« Reply #3 on: February 25, 2016, 07:14:08 AM »
Bearing on the bottom, cut with the sheet upside down.
Something like an Amana 47090.
Gerry

2010 Screenset
http://www.thecncwoodworker.com/2010.html

JointCAM Dovetail and Box Joint software
http://www.g-forcecnc.com/jointcam.html
Re: tabs
« Reply #4 on: February 26, 2016, 01:41:29 PM »
Interesting to hear you want to move back from onion-skinning - I'm just in the process of wanting to move towards it!  What problems did you encounter?

I currently use the same method as Gerry by the sounds of it, except I turn the sheet over after cutting and use a hacksaw blade to cut through the tabs first, and then put it on the bench to go round with the trim router.  The trim router cutter is a larger diameter than the downcut I use on the machine which is one of the reasons I do this.

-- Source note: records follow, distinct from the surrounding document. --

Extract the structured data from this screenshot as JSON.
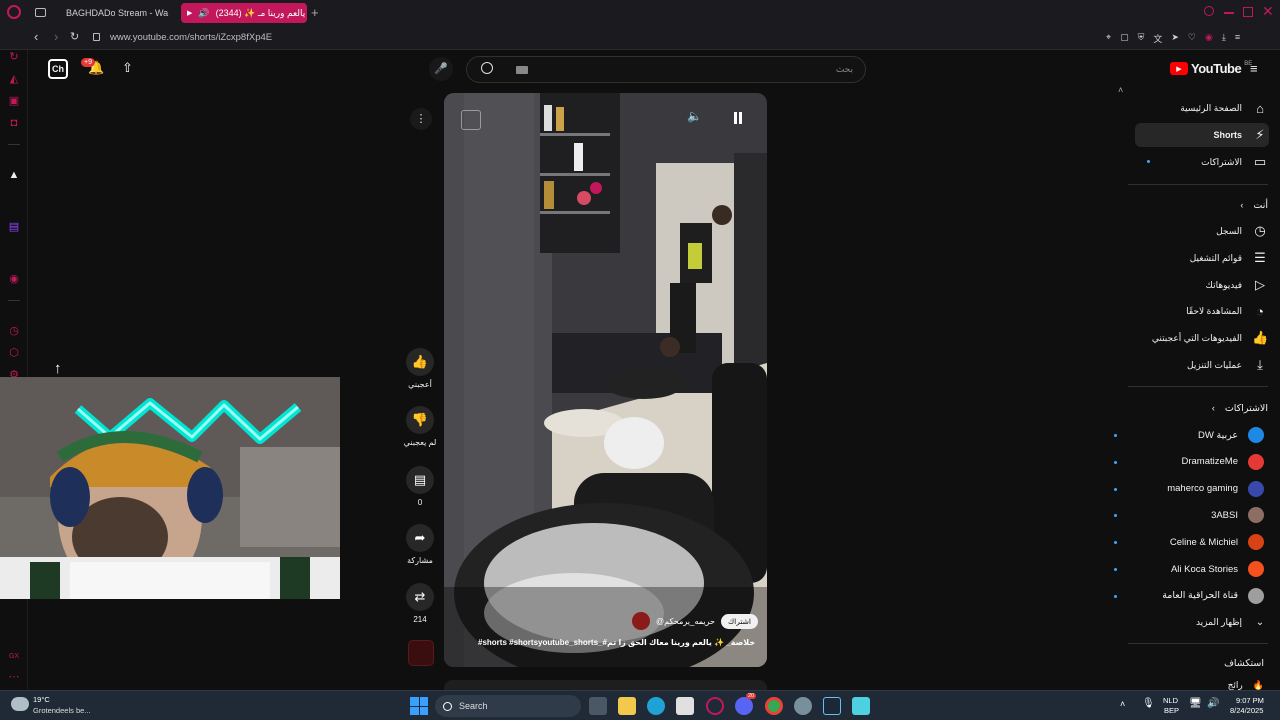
{
  "browser": {
    "tabs": [
      {
        "title": "BAGHDADo Stream - Wa"
      },
      {
        "title": "يالعم ورينا مـ ✨ (2344)"
      }
    ],
    "url": "www.youtube.com/shorts/iZcxp8fXp4E"
  },
  "yt": {
    "logo_text": "YouTube",
    "logo_region": "BE",
    "search_placeholder": "بحث",
    "notif_badge": "+9",
    "nav": [
      {
        "label": "الصفحة الرئيسية",
        "icon": "home-icon"
      },
      {
        "label": "Shorts",
        "icon": "shorts-icon"
      },
      {
        "label": "الاشتراكات",
        "icon": "subscriptions-icon"
      }
    ],
    "you_header": "أنت",
    "you_items": [
      {
        "label": "السجل",
        "icon": "history-icon"
      },
      {
        "label": "قوائم التشغيل",
        "icon": "playlist-icon"
      },
      {
        "label": "فيديوهاتك",
        "icon": "your-videos-icon"
      },
      {
        "label": "المشاهدة لاحقًا",
        "icon": "watch-later-icon"
      },
      {
        "label": "الفيديوهات التي أعجبتني",
        "icon": "like-icon"
      },
      {
        "label": "عمليات التنزيل",
        "icon": "download-icon"
      }
    ],
    "subs_header": "الاشتراكات",
    "subscriptions": [
      {
        "name": "DW عربية",
        "color": "#1e88e5"
      },
      {
        "name": "DramatizeMe",
        "color": "#e53935"
      },
      {
        "name": "maherco gaming",
        "color": "#3949ab"
      },
      {
        "name": "3ABSI",
        "color": "#8d6e63"
      },
      {
        "name": "Celine & Michiel",
        "color": "#d84315"
      },
      {
        "name": "Ali Koca Stories",
        "color": "#f4511e"
      },
      {
        "name": "قناة الحراقية العامة",
        "color": "#9e9e9e"
      }
    ],
    "show_more": "إظهار المزيد",
    "explore_header": "استكشاف",
    "explore_partial": "رائج",
    "actions": {
      "like_label": "أعجبني",
      "dislike_label": "لم يعجبني",
      "comments_count": "0",
      "share_label": "مشاركة",
      "remix_count": "214"
    },
    "video": {
      "channel_handle": "@حريمه_يرمحكم",
      "subscribe_label": "اشتراك",
      "caption": "#shorts #shortsyoutube_shorts_#خلاصة_ ✨ يالعم ورينا معاك الحق زا تم"
    }
  },
  "webcam": {
    "label": "streamer webcam"
  },
  "taskbar": {
    "weather_temp": "19°C",
    "weather_desc": "Grotendeels be...",
    "search_label": "Search",
    "lang_top": "NLD",
    "lang_bottom": "BEP",
    "time": "9:07 PM",
    "date": "8/24/2025",
    "discord_badge": "20"
  },
  "colors": {
    "accent": "#c2185b",
    "yt_red": "#ff0000",
    "bg": "#0f0f0f"
  }
}
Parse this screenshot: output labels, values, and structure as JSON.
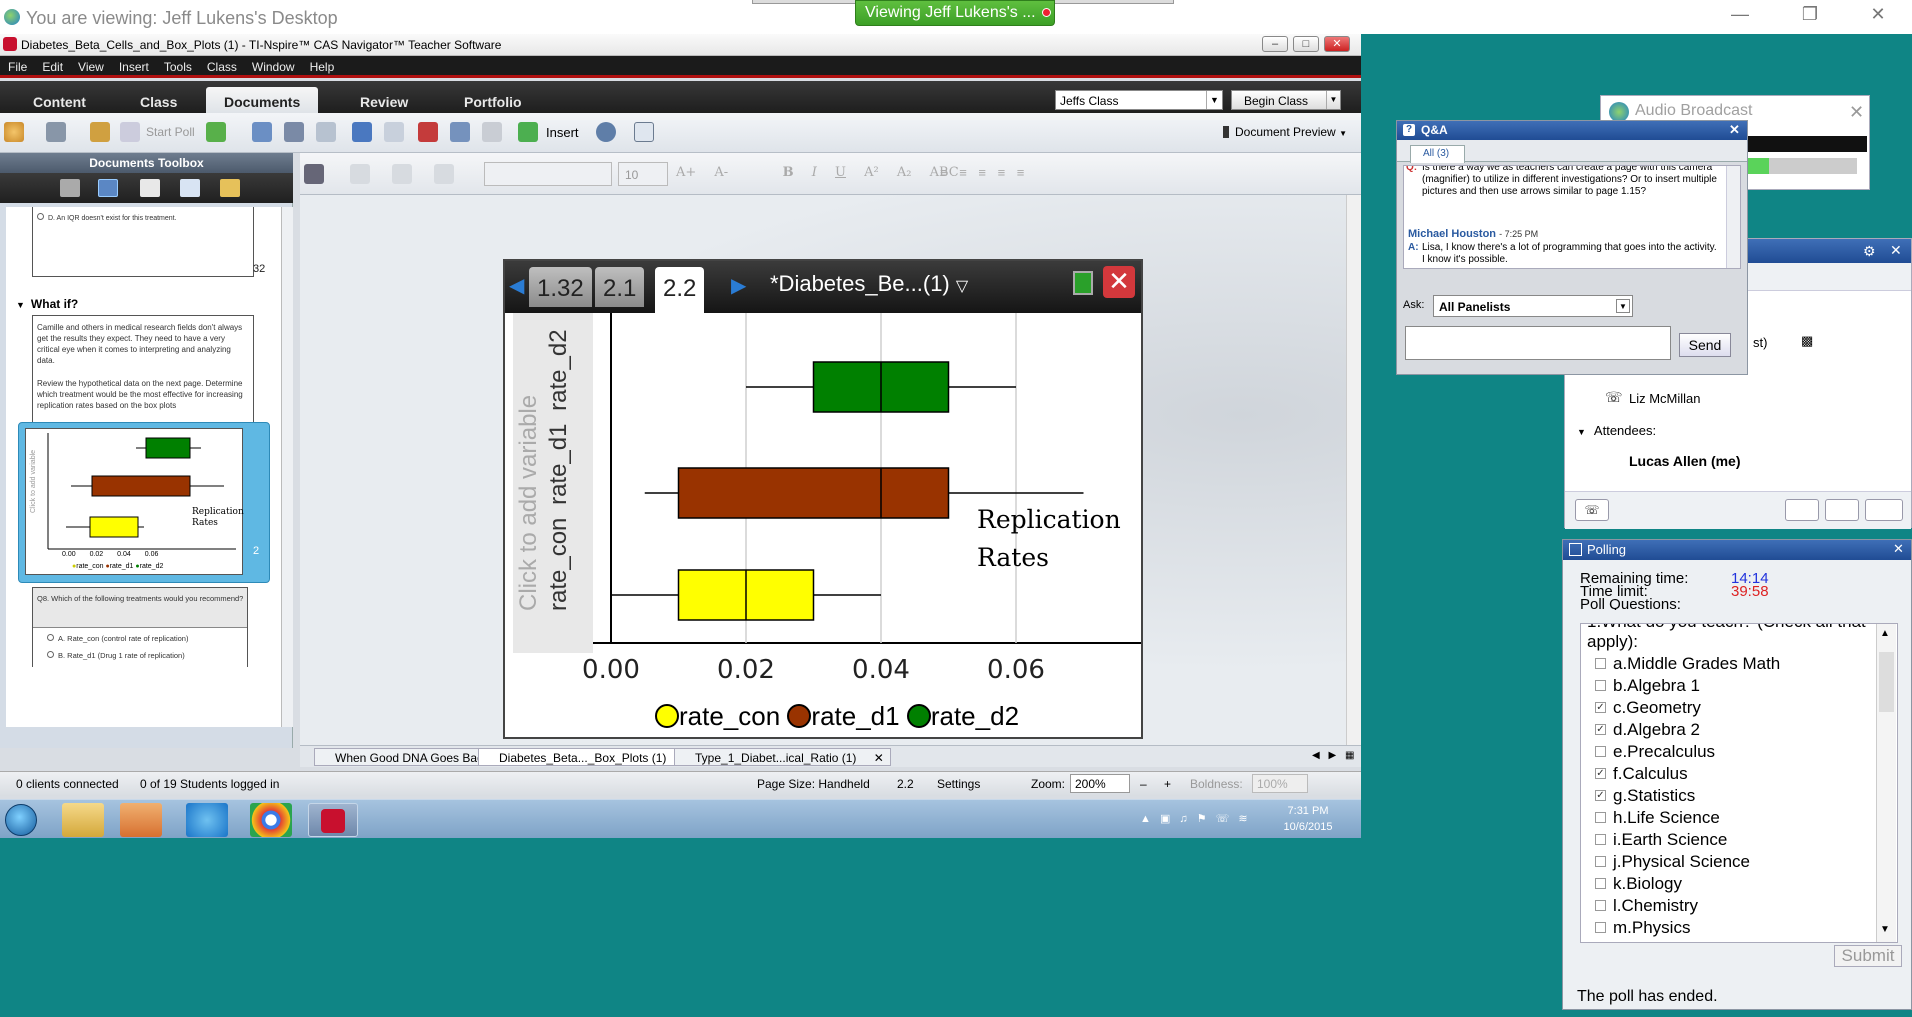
{
  "viewer": {
    "title": "You are viewing: Jeff Lukens's Desktop",
    "pill": "Viewing Jeff Lukens's ..."
  },
  "app": {
    "title": "Diabetes_Beta_Cells_and_Box_Plots (1) - TI-Nspire™ CAS Navigator™ Teacher Software",
    "menu": [
      "File",
      "Edit",
      "View",
      "Insert",
      "Tools",
      "Class",
      "Window",
      "Help"
    ],
    "tabs": [
      "Content",
      "Class",
      "Documents",
      "Review",
      "Portfolio"
    ],
    "active_tab": "Documents",
    "class_select": "Jeffs Class",
    "begin_class": "Begin Class",
    "start_poll": "Start Poll",
    "insert": "Insert",
    "document_preview": "Document Preview",
    "font_size": "10"
  },
  "toolbox": {
    "title": "Documents Toolbox",
    "option_d": "D. An IQR doesn't exist for this treatment.",
    "page_32": "32",
    "section": "What if?",
    "para1": "Camille and others in medical research fields don't always get the results they expect. They need to have a very critical eye when it comes to interpreting and analyzing data.",
    "para2": "Review the hypothetical data on the next page. Determine which treatment would be the most effective for increasing replication rates based on the box plots",
    "page_1": "1",
    "page_2": "2",
    "q8": "Q8. Which of the following treatments would you recommend?",
    "q8a": "A. Rate_con (control rate of replication)",
    "q8b": "B. Rate_d1 (Drug 1 rate of replication)"
  },
  "handheld": {
    "tabs": [
      "1.32",
      "2.1",
      "2.2"
    ],
    "active_tab": "2.2",
    "doc_title": "*Diabetes_Be...(1)"
  },
  "chart_data": {
    "type": "boxplot",
    "x_ticks": [
      "0.00",
      "0.02",
      "0.04",
      "0.06"
    ],
    "xlim": [
      0.0,
      0.08
    ],
    "grid": true,
    "y_hint": "Click to add variable",
    "y_labels": [
      "rate_con",
      "rate_d1",
      "rate_d2"
    ],
    "annotation": [
      "Replication",
      "Rates"
    ],
    "legend": [
      "rate_con",
      "rate_d1",
      "rate_d2"
    ],
    "colors": [
      "#ffff00",
      "#993300",
      "#008000"
    ],
    "series": [
      {
        "name": "rate_con",
        "min": 0.0,
        "q1": 0.01,
        "median": 0.02,
        "q3": 0.03,
        "max": 0.04
      },
      {
        "name": "rate_d1",
        "min": 0.005,
        "q1": 0.01,
        "median": 0.04,
        "q3": 0.05,
        "max": 0.07
      },
      {
        "name": "rate_d2",
        "min": 0.02,
        "q1": 0.03,
        "median": 0.04,
        "q3": 0.05,
        "max": 0.06
      }
    ]
  },
  "file_tabs": [
    "When Good DNA Goes Bad",
    "Diabetes_Beta..._Box_Plots (1)",
    "Type_1_Diabet...ical_Ratio (1)"
  ],
  "status": {
    "clients": "0 clients connected",
    "students": "0 of 19 Students logged in",
    "page_size": "Page Size: Handheld",
    "page": "2.2",
    "settings": "Settings",
    "zoom_label": "Zoom:",
    "zoom": "200%",
    "boldness_label": "Boldness:",
    "boldness": "100%"
  },
  "taskbar": {
    "time": "7:31 PM",
    "date": "10/6/2015"
  },
  "qa": {
    "title": "Q&A",
    "tab": "All (3)",
    "question": "Is there a way we as teachers can create a page with this camera (magnifier) to utilize in different investigations? Or to insert multiple pictures and then use arrows similar to page 1.15?",
    "q_prefix": "Q:",
    "answerer": "Michael Houston",
    "answer_time": "- 7:25 PM",
    "a_prefix": "A:",
    "answer": "Lisa, I know there's a lot of programming that goes into the activity.  I know it's possible.",
    "ask_label": "Ask:",
    "ask_value": "All Panelists",
    "send": "Send"
  },
  "audio": {
    "title": "Audio Broadcast"
  },
  "attendees": {
    "partial": "st)",
    "panelist": "Liz McMillan",
    "section": "Attendees:",
    "me": "Lucas Allen (me)"
  },
  "polling": {
    "title": "Polling",
    "remaining_label": "Remaining time:",
    "remaining": "14:14",
    "limit_label": "Time limit:",
    "limit": "39:58",
    "questions_label": "Poll Questions:",
    "question": "1.What do you teach? (Check all that apply):",
    "options": [
      {
        "label": "a.Middle Grades Math",
        "checked": false
      },
      {
        "label": "b.Algebra 1",
        "checked": false
      },
      {
        "label": "c.Geometry",
        "checked": true
      },
      {
        "label": "d.Algebra 2",
        "checked": true
      },
      {
        "label": "e.Precalculus",
        "checked": false
      },
      {
        "label": "f.Calculus",
        "checked": true
      },
      {
        "label": "g.Statistics",
        "checked": true
      },
      {
        "label": "h.Life Science",
        "checked": false
      },
      {
        "label": "i.Earth Science",
        "checked": false
      },
      {
        "label": "j.Physical Science",
        "checked": false
      },
      {
        "label": "k.Biology",
        "checked": false
      },
      {
        "label": "l.Chemistry",
        "checked": false
      },
      {
        "label": "m.Physics",
        "checked": false
      }
    ],
    "submit": "Submit",
    "ended": "The poll has ended."
  }
}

The problem I'm finding at the moment is that because the (in-this-case) birch ply is on show, without decent sanding, you can see the difference in where the tabs were cut vs where the surface was cut.  I ideally wanted to cut through all the way so I could leave the fresh-cut surface on display.  That or find a better method of thumb-backed sanding!!
Re: tabs
« Reply #5 on: February 29, 2016, 08:36:40 AM »
I wanted to do one pass on the drum sander but had to do as many as 5 on some pcs.  I couldn't put multiple pcs through the drum sander because it would bog the motor down too much.  So I had to break each one out individually.  That resulted in hours of manual work and a lot of scratches and bleeding on my arms from breaking the pcs apart.  I definitely got an education.  I would just really like to develop a sweet hold down system for cutting these parts out without much work after the fact.  We are a production shop, and my job is primarily finding out ways to minimize or eliminate manual labor from the process.  In my line of work, volume is the name of the game.  We are stealing work away from the Chinese exporters; but in order to do this, you have to be able to automate and eliminate steps to the final product.  I'd like to be able to cut these out and send them directly to paint, but at this point, I can't figure out a way to get it done.
Re: tabs
« Reply #6 on: March 09, 2016, 06:33:44 AM »
If I have any joy when I eventually try it (I need to re-level my spoilboard and [maybe] rebuild my Z first) I'll let you know!

Re: tabs
« Reply #7 on: March 09, 2016, 07:01:41 AM »
Out of curiosity, what thickness of skin did you leave?